| What to produce |
Without any pictures, the records below should be reproduced exactly.

(Records from a data collection)
_____
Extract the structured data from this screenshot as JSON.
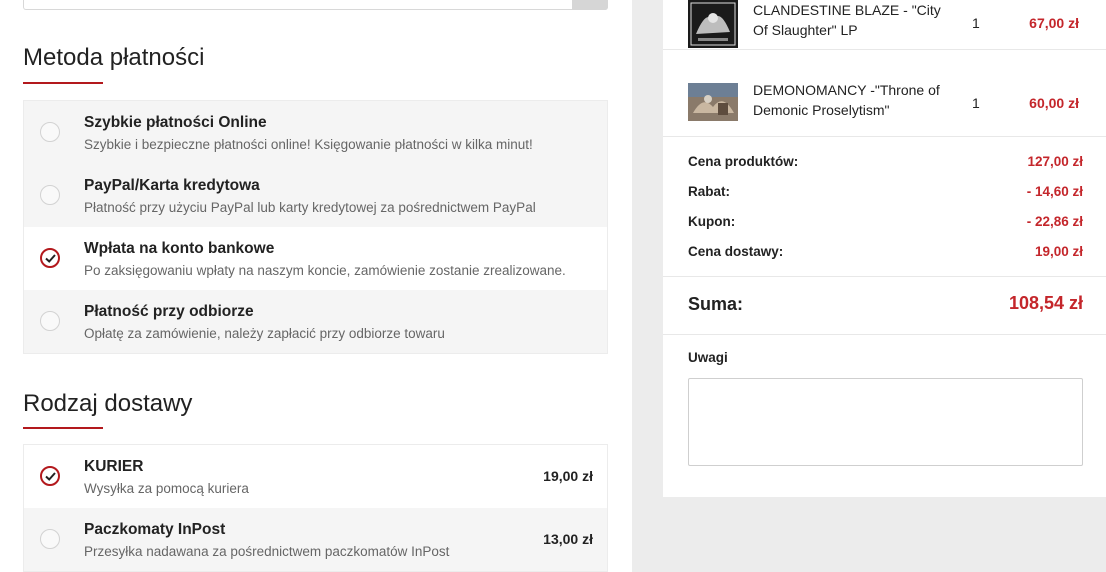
{
  "payment": {
    "title": "Metoda płatności",
    "options": [
      {
        "title": "Szybkie płatności Online",
        "desc": "Szybkie i bezpieczne płatności online! Księgowanie płatności w kilka minut!",
        "selected": false
      },
      {
        "title": "PayPal/Karta kredytowa",
        "desc": "Płatność przy użyciu PayPal lub karty kredytowej za pośrednictwem PayPal",
        "selected": false
      },
      {
        "title": "Wpłata na konto bankowe",
        "desc": "Po zaksięgowaniu wpłaty na naszym koncie, zamówienie zostanie zrealizowane.",
        "selected": true
      },
      {
        "title": "Płatność przy odbiorze",
        "desc": "Opłatę za zamówienie, należy zapłacić przy odbiorze towaru",
        "selected": false
      }
    ]
  },
  "delivery": {
    "title": "Rodzaj dostawy",
    "options": [
      {
        "title": "KURIER",
        "desc": "Wysyłka za pomocą kuriera",
        "price": "19,00 zł",
        "selected": true
      },
      {
        "title": "Paczkomaty InPost",
        "desc": "Przesyłka nadawana za pośrednictwem paczkomatów InPost",
        "price": "13,00 zł",
        "selected": false
      }
    ]
  },
  "cart": {
    "products": [
      {
        "name": "CLANDESTINE BLAZE - \"City Of Slaughter\" LP",
        "qty": "1",
        "price": "67,00 zł"
      },
      {
        "name": "DEMONOMANCY -\"Throne of Demonic Proselytism\"",
        "qty": "1",
        "price": "60,00 zł"
      }
    ],
    "summary": [
      {
        "label": "Cena produktów:",
        "value": "127,00 zł"
      },
      {
        "label": "Rabat:",
        "value": "- 14,60 zł"
      },
      {
        "label": "Kupon:",
        "value": "- 22,86 zł"
      },
      {
        "label": "Cena dostawy:",
        "value": "19,00 zł"
      }
    ],
    "total_label": "Suma:",
    "total_value": "108,54 zł",
    "notes_label": "Uwagi",
    "notes_value": ""
  },
  "colors": {
    "accent": "#b3191d",
    "price": "#c4262b",
    "option_bg": "#f5f5f5",
    "side_bg": "#ececec"
  }
}
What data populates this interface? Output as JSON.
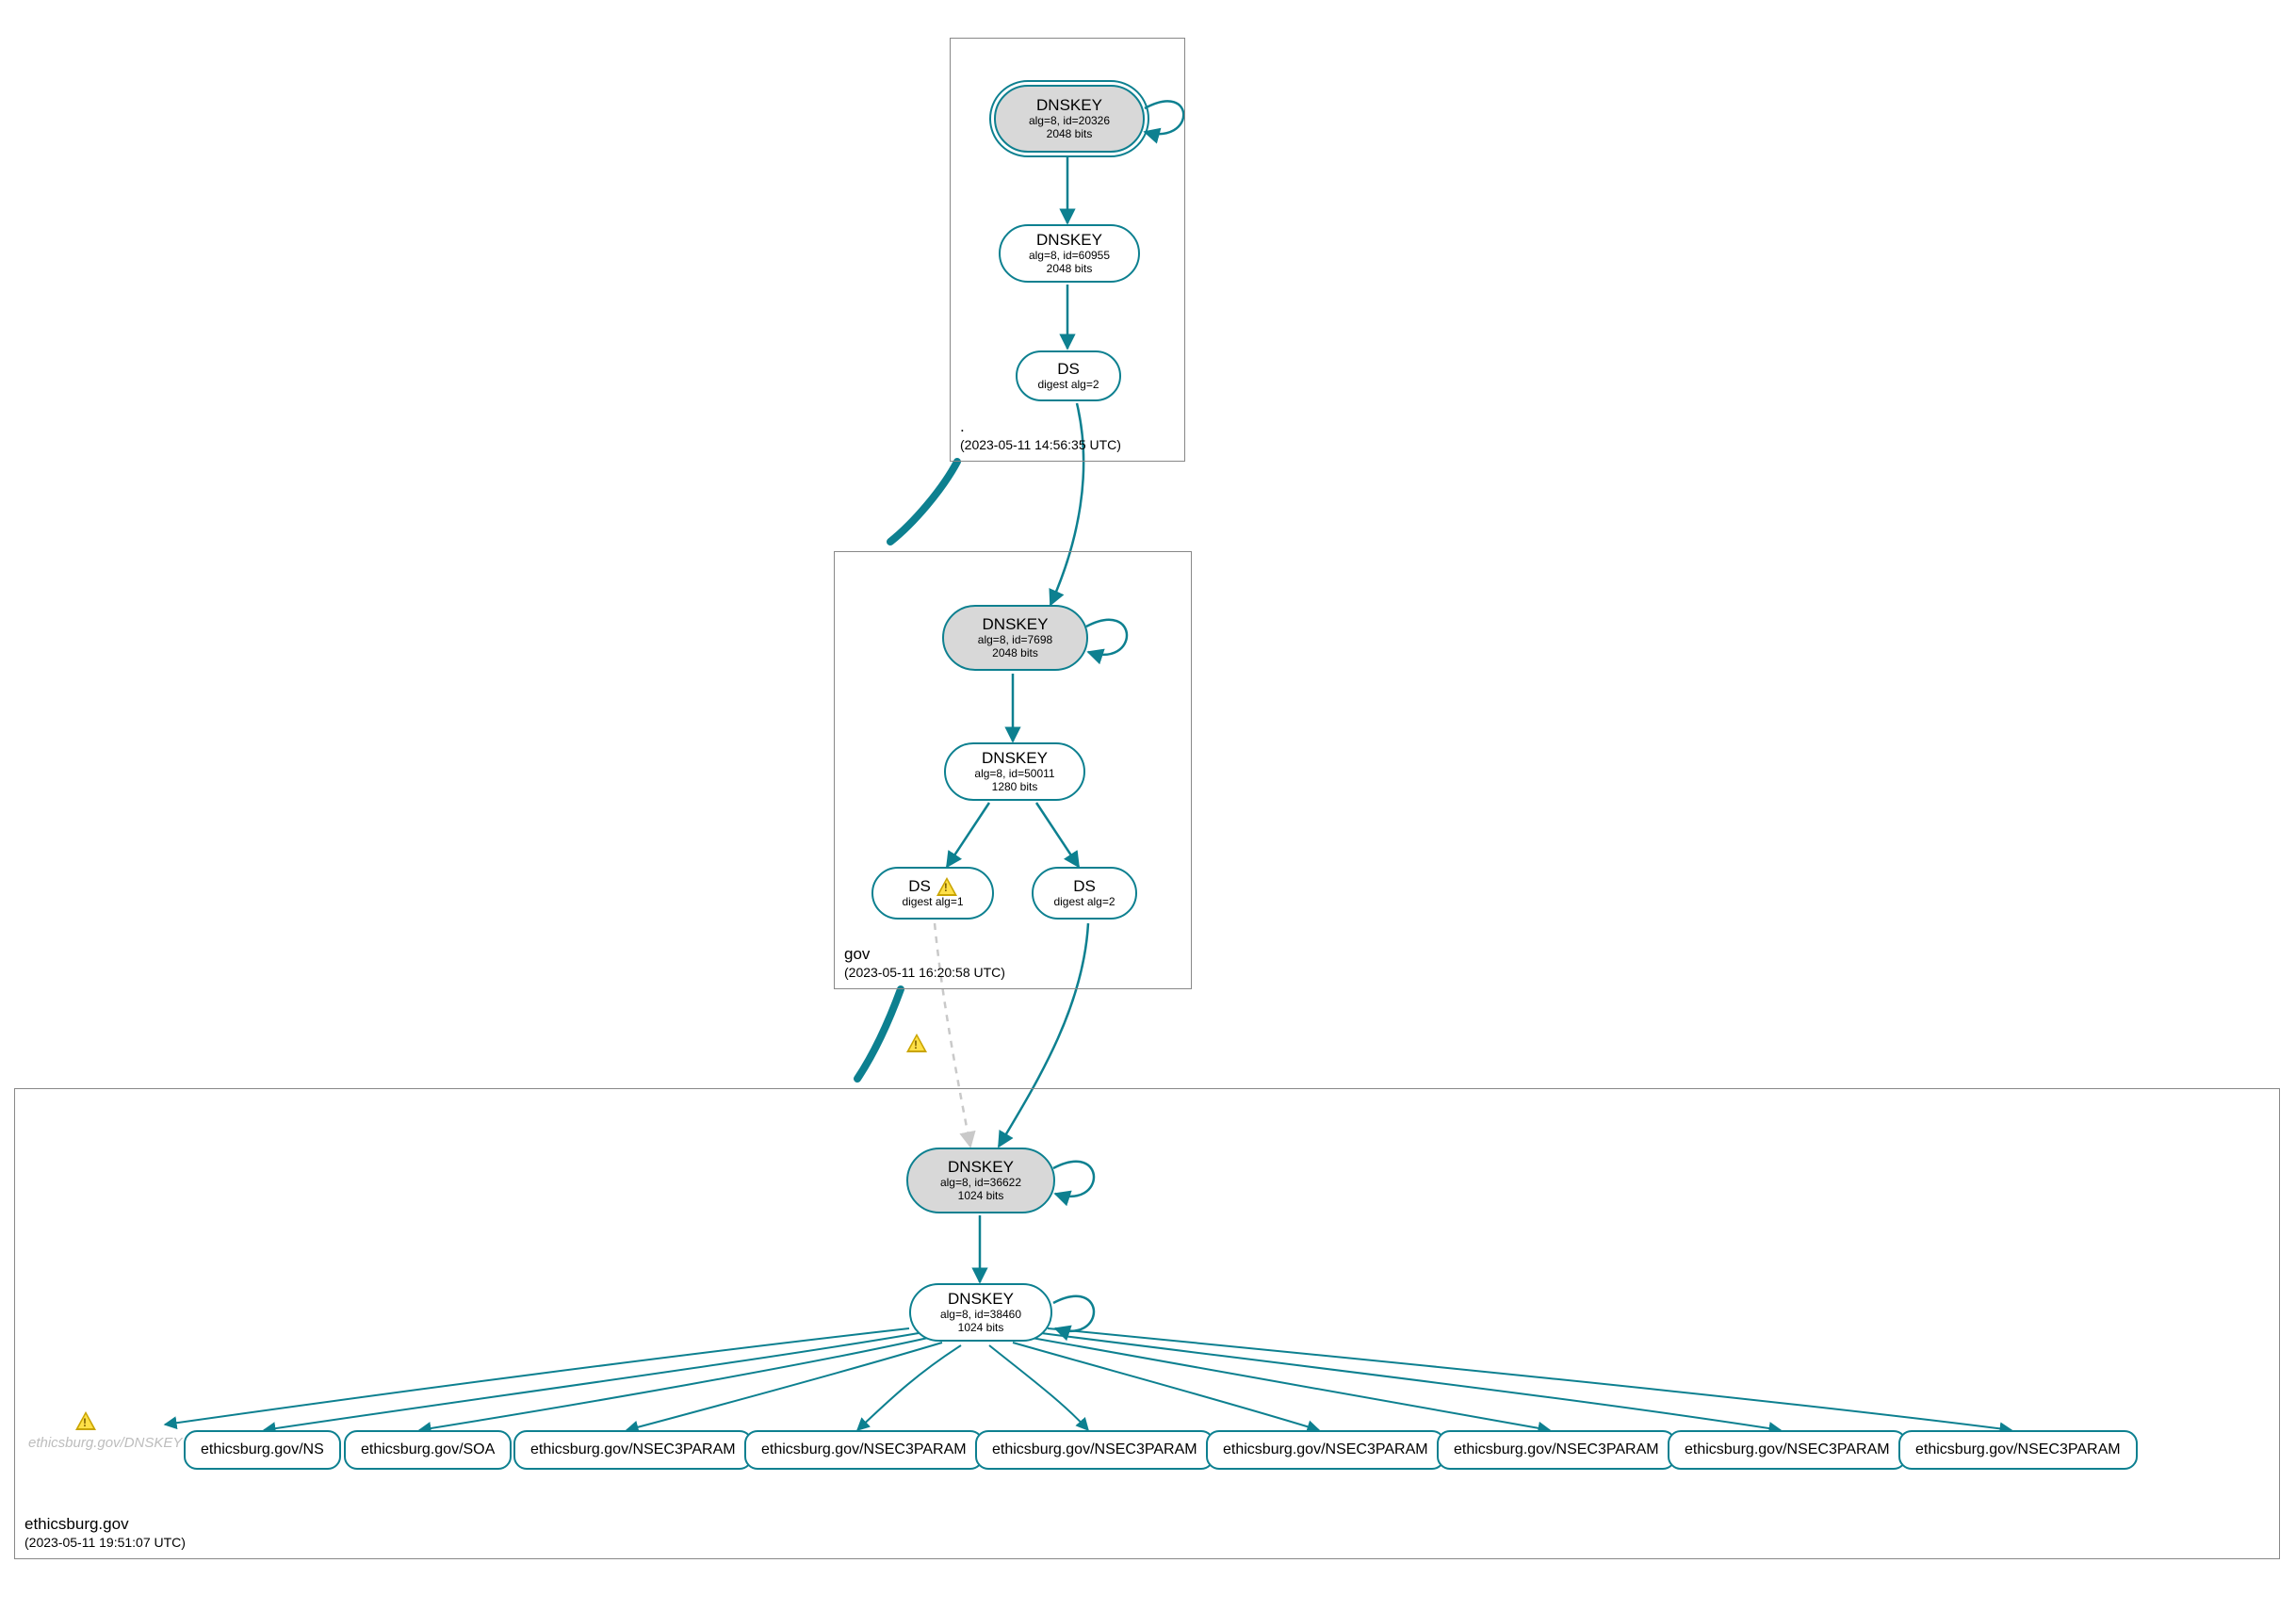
{
  "colors": {
    "edge": "#0d8090",
    "zone_border": "#888888",
    "node_fill_gray": "#d8d8d8"
  },
  "zones": {
    "root": {
      "label": ".",
      "timestamp": "(2023-05-11 14:56:35 UTC)"
    },
    "gov": {
      "label": "gov",
      "timestamp": "(2023-05-11 16:20:58 UTC)"
    },
    "leaf": {
      "label": "ethicsburg.gov",
      "timestamp": "(2023-05-11 19:51:07 UTC)"
    }
  },
  "nodes": {
    "root_ksk": {
      "title": "DNSKEY",
      "sub1": "alg=8, id=20326",
      "sub2": "2048 bits"
    },
    "root_zsk": {
      "title": "DNSKEY",
      "sub1": "alg=8, id=60955",
      "sub2": "2048 bits"
    },
    "root_ds": {
      "title": "DS",
      "sub1": "digest alg=2"
    },
    "gov_ksk": {
      "title": "DNSKEY",
      "sub1": "alg=8, id=7698",
      "sub2": "2048 bits"
    },
    "gov_zsk": {
      "title": "DNSKEY",
      "sub1": "alg=8, id=50011",
      "sub2": "1280 bits"
    },
    "gov_ds1": {
      "title": "DS",
      "sub1": "digest alg=1",
      "warn": true
    },
    "gov_ds2": {
      "title": "DS",
      "sub1": "digest alg=2"
    },
    "leaf_ksk": {
      "title": "DNSKEY",
      "sub1": "alg=8, id=36622",
      "sub2": "1024 bits"
    },
    "leaf_zsk": {
      "title": "DNSKEY",
      "sub1": "alg=8, id=38460",
      "sub2": "1024 bits"
    }
  },
  "ghost_key_label": "ethicsburg.gov/DNSKEY",
  "records": {
    "r0": "ethicsburg.gov/NS",
    "r1": "ethicsburg.gov/SOA",
    "r2": "ethicsburg.gov/NSEC3PARAM",
    "r3": "ethicsburg.gov/NSEC3PARAM",
    "r4": "ethicsburg.gov/NSEC3PARAM",
    "r5": "ethicsburg.gov/NSEC3PARAM",
    "r6": "ethicsburg.gov/NSEC3PARAM",
    "r7": "ethicsburg.gov/NSEC3PARAM",
    "r8": "ethicsburg.gov/NSEC3PARAM"
  }
}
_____
| Answer to this task |
Extract the structured data from this screenshot as JSON.
{
  "payment": {
    "title": "Metoda płatności",
    "options": [
      {
        "title": "Szybkie płatności Online",
        "desc": "Szybkie i bezpieczne płatności online! Księgowanie płatności w kilka minut!",
        "selected": false
      },
      {
        "title": "PayPal/Karta kredytowa",
        "desc": "Płatność przy użyciu PayPal lub karty kredytowej za pośrednictwem PayPal",
        "selected": false
      },
      {
        "title": "Wpłata na konto bankowe",
        "desc": "Po zaksięgowaniu wpłaty na naszym koncie, zamówienie zostanie zrealizowane.",
        "selected": true
      },
      {
        "title": "Płatność przy odbiorze",
        "desc": "Opłatę za zamówienie, należy zapłacić przy odbiorze towaru",
        "selected": false
      }
    ]
  },
  "delivery": {
    "title": "Rodzaj dostawy",
    "options": [
      {
        "title": "KURIER",
        "desc": "Wysyłka za pomocą kuriera",
        "price": "19,00 zł",
        "selected": true
      },
      {
        "title": "Paczkomaty InPost",
        "desc": "Przesyłka nadawana za pośrednictwem paczkomatów InPost",
        "price": "13,00 zł",
        "selected": false
      }
    ]
  },
  "cart": {
    "products": [
      {
        "name": "CLANDESTINE BLAZE - \"City Of Slaughter\" LP",
        "qty": "1",
        "price": "67,00 zł"
      },
      {
        "name": "DEMONOMANCY -\"Throne of Demonic Proselytism\"",
        "qty": "1",
        "price": "60,00 zł"
      }
    ],
    "summary": [
      {
        "label": "Cena produktów:",
        "value": "127,00 zł"
      },
      {
        "label": "Rabat:",
        "value": "- 14,60 zł"
      },
      {
        "label": "Kupon:",
        "value": "- 22,86 zł"
      },
      {
        "label": "Cena dostawy:",
        "value": "19,00 zł"
      }
    ],
    "total_label": "Suma:",
    "total_value": "108,54 zł",
    "notes_label": "Uwagi",
    "notes_value": ""
  },
  "colors": {
    "accent": "#b3191d",
    "price": "#c4262b",
    "option_bg": "#f5f5f5",
    "side_bg": "#ececec"
  }
}
What data populates this interface? Output as JSON.
{
  "colors": {
    "edge": "#0d8090",
    "zone_border": "#888888",
    "node_fill_gray": "#d8d8d8"
  },
  "zones": {
    "root": {
      "label": ".",
      "timestamp": "(2023-05-11 14:56:35 UTC)"
    },
    "gov": {
      "label": "gov",
      "timestamp": "(2023-05-11 16:20:58 UTC)"
    },
    "leaf": {
      "label": "ethicsburg.gov",
      "timestamp": "(2023-05-11 19:51:07 UTC)"
    }
  },
  "nodes": {
    "root_ksk": {
      "title": "DNSKEY",
      "sub1": "alg=8, id=20326",
      "sub2": "2048 bits"
    },
    "root_zsk": {
      "title": "DNSKEY",
      "sub1": "alg=8, id=60955",
      "sub2": "2048 bits"
    },
    "root_ds": {
      "title": "DS",
      "sub1": "digest alg=2"
    },
    "gov_ksk": {
      "title": "DNSKEY",
      "sub1": "alg=8, id=7698",
      "sub2": "2048 bits"
    },
    "gov_zsk": {
      "title": "DNSKEY",
      "sub1": "alg=8, id=50011",
      "sub2": "1280 bits"
    },
    "gov_ds1": {
      "title": "DS",
      "sub1": "digest alg=1",
      "warn": true
    },
    "gov_ds2": {
      "title": "DS",
      "sub1": "digest alg=2"
    },
    "leaf_ksk": {
      "title": "DNSKEY",
      "sub1": "alg=8, id=36622",
      "sub2": "1024 bits"
    },
    "leaf_zsk": {
      "title": "DNSKEY",
      "sub1": "alg=8, id=38460",
      "sub2": "1024 bits"
    }
  },
  "ghost_key_label": "ethicsburg.gov/DNSKEY",
  "records": {
    "r0": "ethicsburg.gov/NS",
    "r1": "ethicsburg.gov/SOA",
    "r2": "ethicsburg.gov/NSEC3PARAM",
    "r3": "ethicsburg.gov/NSEC3PARAM",
    "r4": "ethicsburg.gov/NSEC3PARAM",
    "r5": "ethicsburg.gov/NSEC3PARAM",
    "r6": "ethicsburg.gov/NSEC3PARAM",
    "r7": "ethicsburg.gov/NSEC3PARAM",
    "r8": "ethicsburg.gov/NSEC3PARAM"
  }
}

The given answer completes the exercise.